*** Begin section ***
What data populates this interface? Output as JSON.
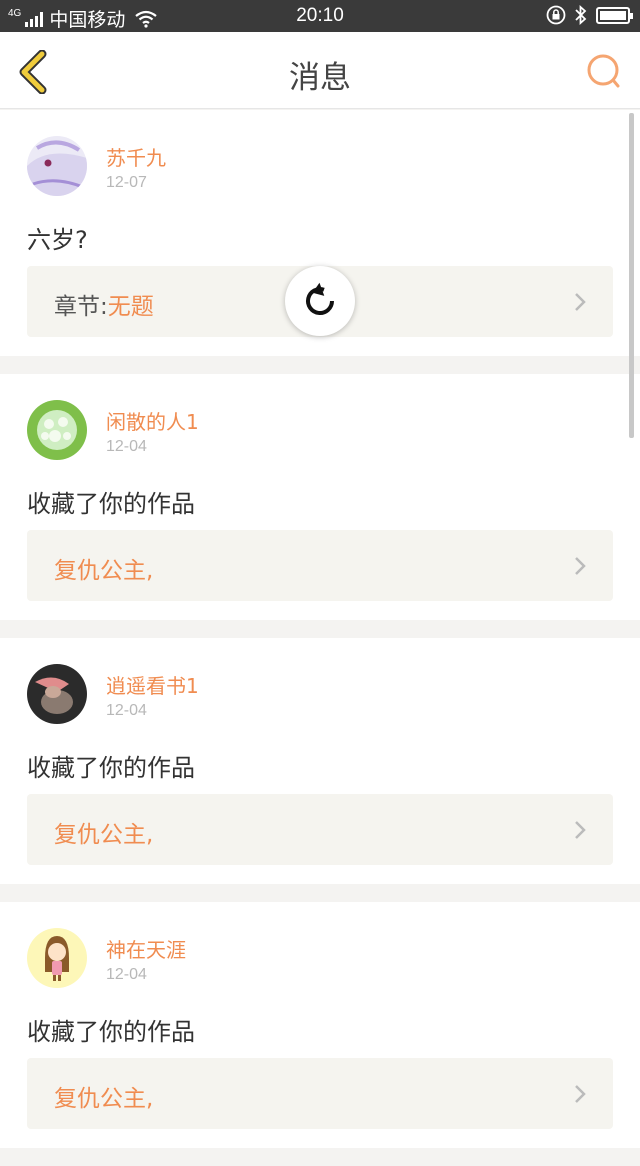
{
  "status_bar": {
    "network": "4G",
    "carrier": "中国移动",
    "time": "20:10",
    "icons": [
      "signal-icon",
      "wifi-icon",
      "rotation-lock-icon",
      "bluetooth-icon",
      "battery-icon"
    ],
    "battery_level": 1.0
  },
  "header": {
    "title": "消息",
    "back_icon": "chevron-left-icon",
    "search_icon": "search-icon",
    "accent_color": "#f0cc3c",
    "search_color": "#f5a571"
  },
  "messages": [
    {
      "user": "苏千九",
      "date": "12-07",
      "text": "六岁?",
      "ref_label": "章节:",
      "ref_value": "无题"
    },
    {
      "user": "闲散的人1",
      "date": "12-04",
      "text": "收藏了你的作品",
      "ref_value": "复仇公主,"
    },
    {
      "user": "逍遥看书1",
      "date": "12-04",
      "text": "收藏了你的作品",
      "ref_value": "复仇公主,"
    },
    {
      "user": "神在天涯",
      "date": "12-04",
      "text": "收藏了你的作品",
      "ref_value": "复仇公主,"
    }
  ],
  "colors": {
    "username": "#f08c50",
    "ref_bg": "#f5f4ef",
    "page_bg": "#f4f3f1"
  },
  "overlay": {
    "icon": "refresh-icon"
  }
}
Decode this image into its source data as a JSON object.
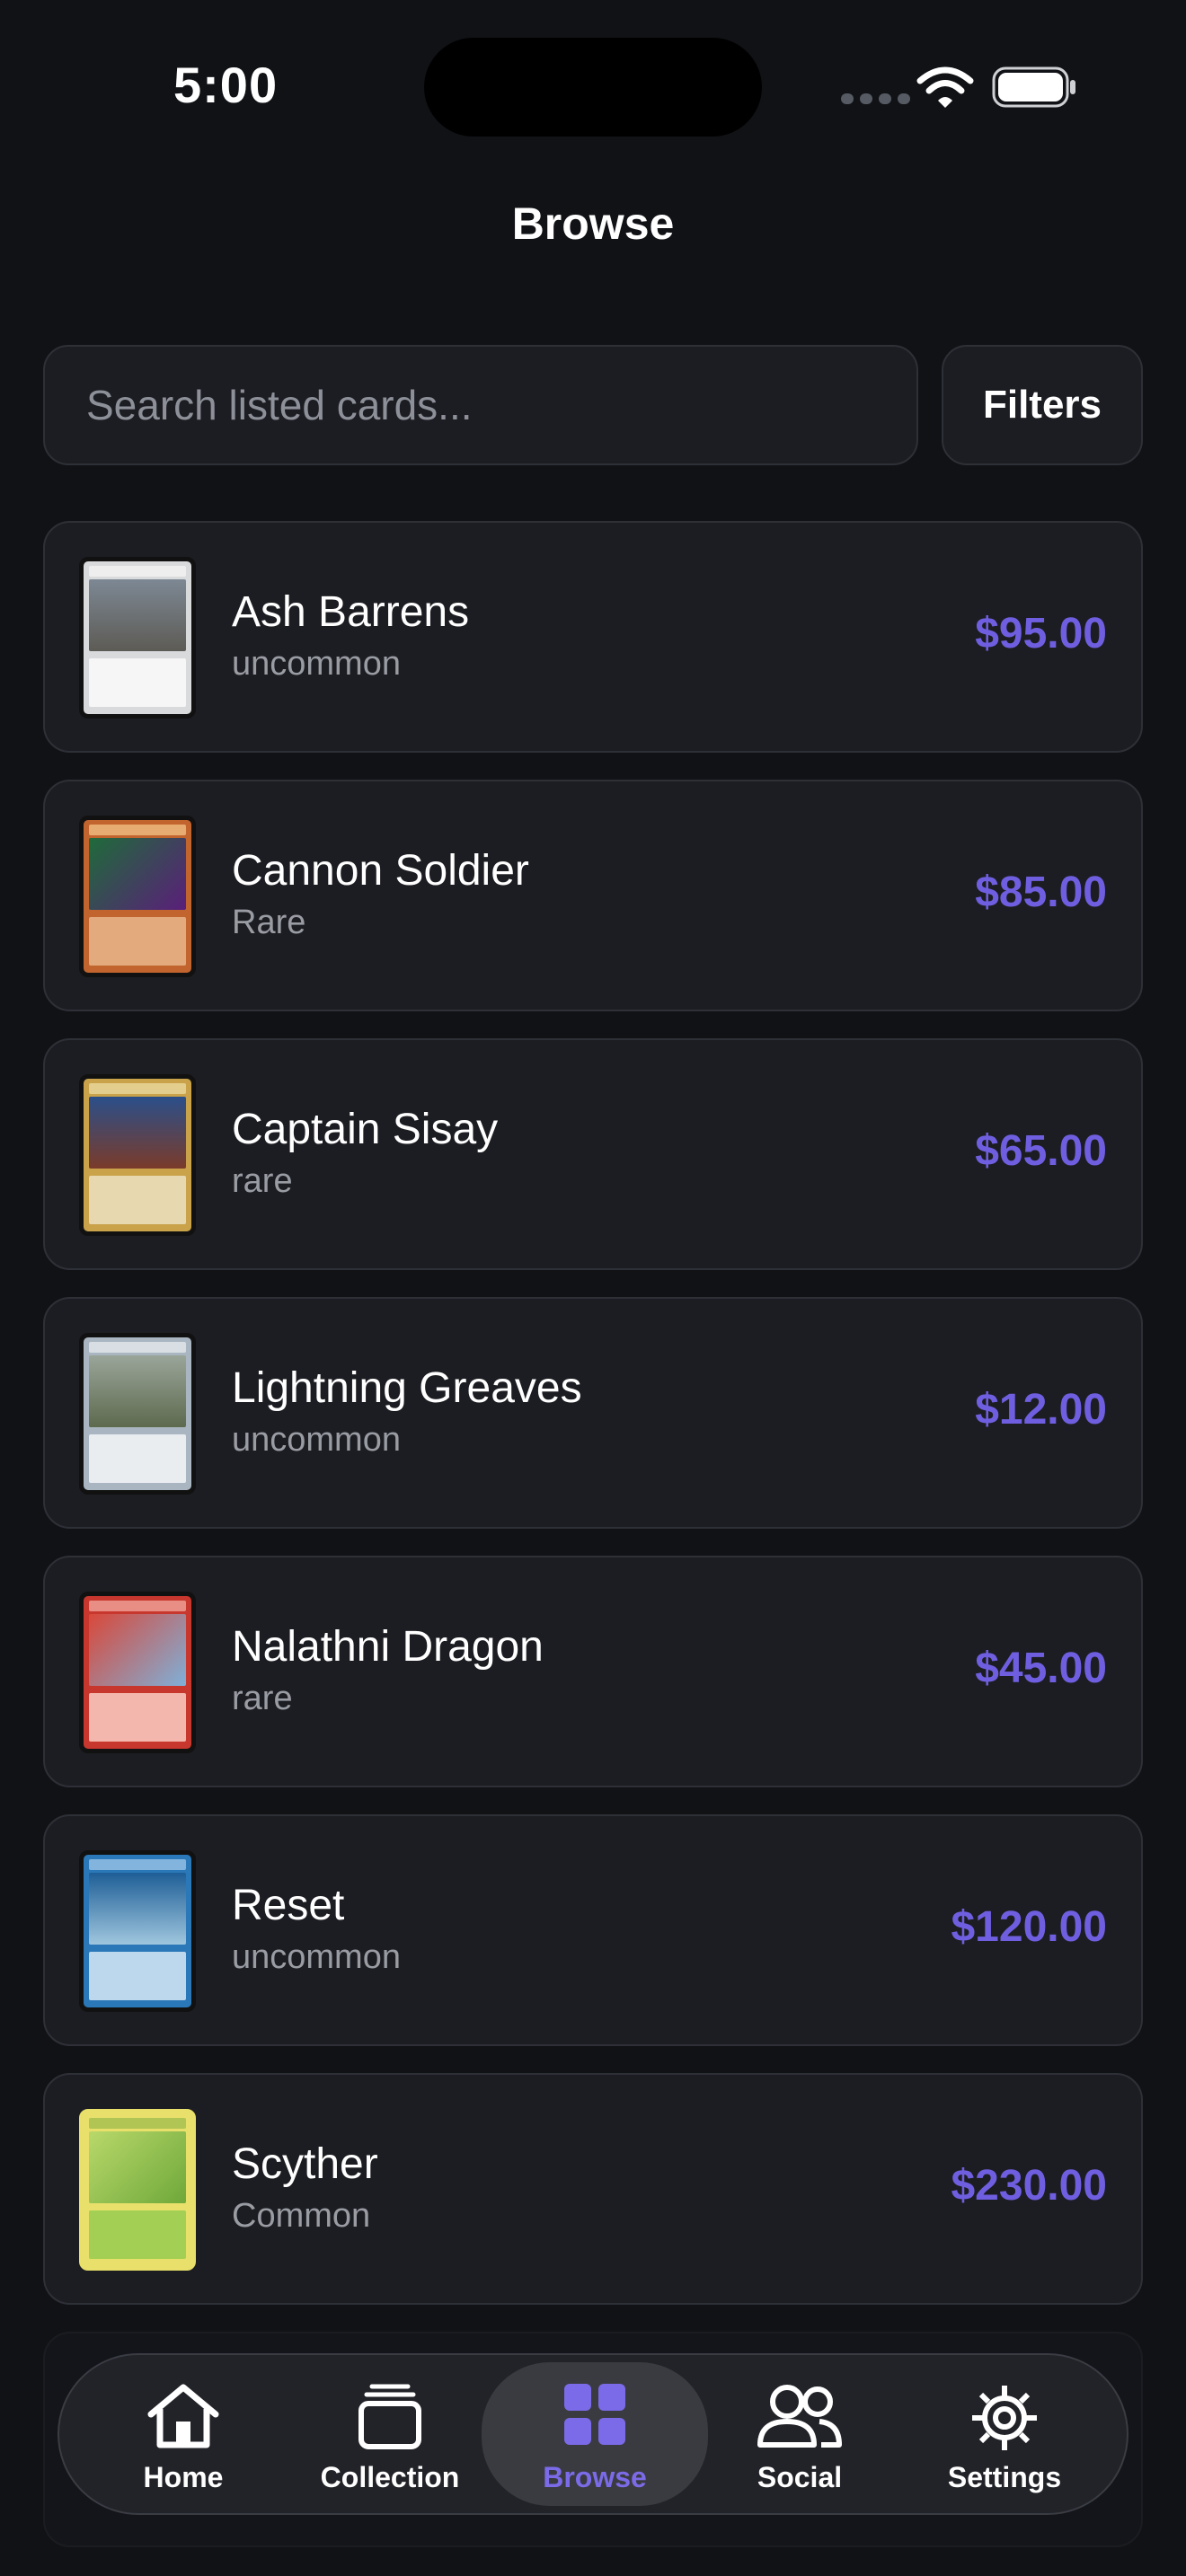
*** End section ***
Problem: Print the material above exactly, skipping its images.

Solution to the exercise:
What data populates this interface? Output as JSON.
{
  "status_bar": {
    "network": "4G",
    "carrier": "中国移动",
    "time": "20:10",
    "icons": [
      "signal-icon",
      "wifi-icon",
      "rotation-lock-icon",
      "bluetooth-icon",
      "battery-icon"
    ],
    "battery_level": 1.0
  },
  "header": {
    "title": "消息",
    "back_icon": "chevron-left-icon",
    "search_icon": "search-icon",
    "accent_color": "#f0cc3c",
    "search_color": "#f5a571"
  },
  "messages": [
    {
      "user": "苏千九",
      "date": "12-07",
      "text": "六岁?",
      "ref_label": "章节:",
      "ref_value": "无题"
    },
    {
      "user": "闲散的人1",
      "date": "12-04",
      "text": "收藏了你的作品",
      "ref_value": "复仇公主,"
    },
    {
      "user": "逍遥看书1",
      "date": "12-04",
      "text": "收藏了你的作品",
      "ref_value": "复仇公主,"
    },
    {
      "user": "神在天涯",
      "date": "12-04",
      "text": "收藏了你的作品",
      "ref_value": "复仇公主,"
    }
  ],
  "colors": {
    "username": "#f08c50",
    "ref_bg": "#f5f4ef",
    "page_bg": "#f4f3f1"
  },
  "overlay": {
    "icon": "refresh-icon"
  }
}
Decode this image into its source data as a JSON object.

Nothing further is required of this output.